Blurred vision, the key symptom of cataracts, gradually worsens over a period of months or years. Colors become less distinct, and often vision fades, especially in dim light. Night driving may be greatly impaired. Patients may complain of difficulty with near vision or distance vision. Cataracts usually develop bilaterally, but progress at different rates so vision in one eye may be better than in the other. The doctors at the Eye Surgery Institute can diagnose a cataract with a complete eye examination.



Glaucoma, an eye disease that is fairly common in adults as they age. It is is one of the leading causes of preventable and treatable blindness in the United States.Glaucoma

Glaucoma is a condition in which fluid in the eye does not drain properly, often causing increased pressure that can impair the functioning of the retina and optic nerve, both vital to good vision. Some patients with glaucoma do not have elevated eye pressure. The doctors at the Eye Surgery Institute can diagnose glaucoma with a comprehensive eye examination.

Prompt diagnosis and treatment have proved to be effective in minimizing loss of vision due to glaucoma. Patients with glaucoma need to be monitored regularly. If treated too late or not at all, glaucoma can eventually lead to blindness.


Diabetic Retinopathy

Diabetic retinopathy is one of the leading causes of blindness. The chances of developing diabetic retinopathy is related to the length of time you have been a diabetic and the control of your blood sugars. Regular dilated eye examinations are very important to diagnose and treat diabetic retinopathy. With diabetic retinopathy changes to your vision may not be noticeable at first. In its advanced stages, the disease can cause blurred or cloudy vision, floaters and blind spots and, eventually, blindness. More advanced stages of diabetic retinopathy can often be treated if properly diagnosed. The damage from diabetic retinopathy can be irreversible. Diabetic retinopathy is a leading cause of blindness in American adults. Macular edema, which is leaking fluid that causes blurred vision, often occurs with diabetic retinopathy.

Fortunately, diabetic retinopathy is often preventable. Your risk is reduced if you follow your prescribed diet and medications, exercise regularly, and control your blood pressure. Regular eye exams are an integral part of making sure your eyes are healthy. Diabetic retinopathy can be detected with a complete eye examination including dilation.

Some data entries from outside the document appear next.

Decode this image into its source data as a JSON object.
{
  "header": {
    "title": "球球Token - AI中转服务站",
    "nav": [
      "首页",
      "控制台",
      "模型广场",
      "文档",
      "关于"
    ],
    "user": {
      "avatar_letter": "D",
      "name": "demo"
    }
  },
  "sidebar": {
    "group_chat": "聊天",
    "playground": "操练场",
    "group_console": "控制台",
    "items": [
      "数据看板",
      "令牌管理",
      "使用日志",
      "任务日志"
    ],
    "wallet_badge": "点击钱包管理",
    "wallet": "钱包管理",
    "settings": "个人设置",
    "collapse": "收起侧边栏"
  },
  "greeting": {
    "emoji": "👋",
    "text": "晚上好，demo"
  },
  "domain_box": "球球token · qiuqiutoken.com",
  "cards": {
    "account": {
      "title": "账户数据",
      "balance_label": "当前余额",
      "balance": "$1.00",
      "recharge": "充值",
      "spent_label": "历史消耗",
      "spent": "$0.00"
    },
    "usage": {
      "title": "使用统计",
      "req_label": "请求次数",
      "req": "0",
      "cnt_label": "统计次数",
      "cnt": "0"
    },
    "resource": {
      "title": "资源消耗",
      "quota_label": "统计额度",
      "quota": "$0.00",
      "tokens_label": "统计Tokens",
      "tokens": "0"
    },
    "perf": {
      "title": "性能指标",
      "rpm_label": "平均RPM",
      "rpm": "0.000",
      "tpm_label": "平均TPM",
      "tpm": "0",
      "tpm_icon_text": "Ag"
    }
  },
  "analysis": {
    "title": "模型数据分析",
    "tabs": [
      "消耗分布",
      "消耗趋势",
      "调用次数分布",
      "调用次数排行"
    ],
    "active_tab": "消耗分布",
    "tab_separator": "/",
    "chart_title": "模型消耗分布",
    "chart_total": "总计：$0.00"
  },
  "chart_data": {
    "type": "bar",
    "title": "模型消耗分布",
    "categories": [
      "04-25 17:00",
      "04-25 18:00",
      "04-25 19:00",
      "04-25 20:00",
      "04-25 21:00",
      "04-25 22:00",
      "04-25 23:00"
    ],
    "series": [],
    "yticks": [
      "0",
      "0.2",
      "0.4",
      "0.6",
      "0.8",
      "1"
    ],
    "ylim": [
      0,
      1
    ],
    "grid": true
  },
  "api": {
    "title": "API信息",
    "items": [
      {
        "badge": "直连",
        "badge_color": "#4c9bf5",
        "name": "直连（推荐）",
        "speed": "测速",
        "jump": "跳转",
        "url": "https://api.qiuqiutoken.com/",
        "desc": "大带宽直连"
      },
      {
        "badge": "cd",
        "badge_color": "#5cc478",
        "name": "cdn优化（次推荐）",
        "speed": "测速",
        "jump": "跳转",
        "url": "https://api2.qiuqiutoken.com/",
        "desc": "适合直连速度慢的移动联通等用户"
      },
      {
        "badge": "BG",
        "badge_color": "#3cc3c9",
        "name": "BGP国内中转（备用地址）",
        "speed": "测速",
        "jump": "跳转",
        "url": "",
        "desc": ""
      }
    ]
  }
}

Macular Degeneration

The macula is a part of the retina in the back of the eye that ensures that our central vision is clear and sharp. Age-related macular degeneration (ARMD) can affect your central vision. ARMD becomes more common as we age. Early stages of ARMD may have no symptoms. ARMD can only be properly diagnosed with a dilated eye examination. Patients may experience anything from a blurry, gray or distorted area to a blind spot in the center of vision.

ARMD doesn’t cause total blindness because it doesn’t affect the peripheral vision. ARMD affects your central vision. This can make it difficult to read or drive a car. There are 2 broad categories of ARMD, dry ARMD and wet ARMD. Wet ARMD can be treated with injections of medication into the eye. The doctors at the Eye Surgery Institute often recommend vitamins which have been shown to decrease the risk of progression of ARMD. The doctors will often recommend monitoring your vision at home with an amsler grid. Possible risk factors of ARMD include genetics, age, diet, smoking and sunlight exposure. Regular eye exams are highly recommended to detect macular degeneration early and prevent permanent vision loss.

Symptoms of macular degeneration (ARMD) include:

  • A gradual loss of ability to see objects clearly
  • Distorted or blurry vision
  • A dark or empty area appearing in the center of vision

If you are interested in learning more about our eye disease diagnosis and treatments at the Eye Surgery Institute in Dearborn, Michigan call 877-393-3326 today to schedule an appointment with Dr. Grandon, Dr. Kronenberg or Dr. Wang.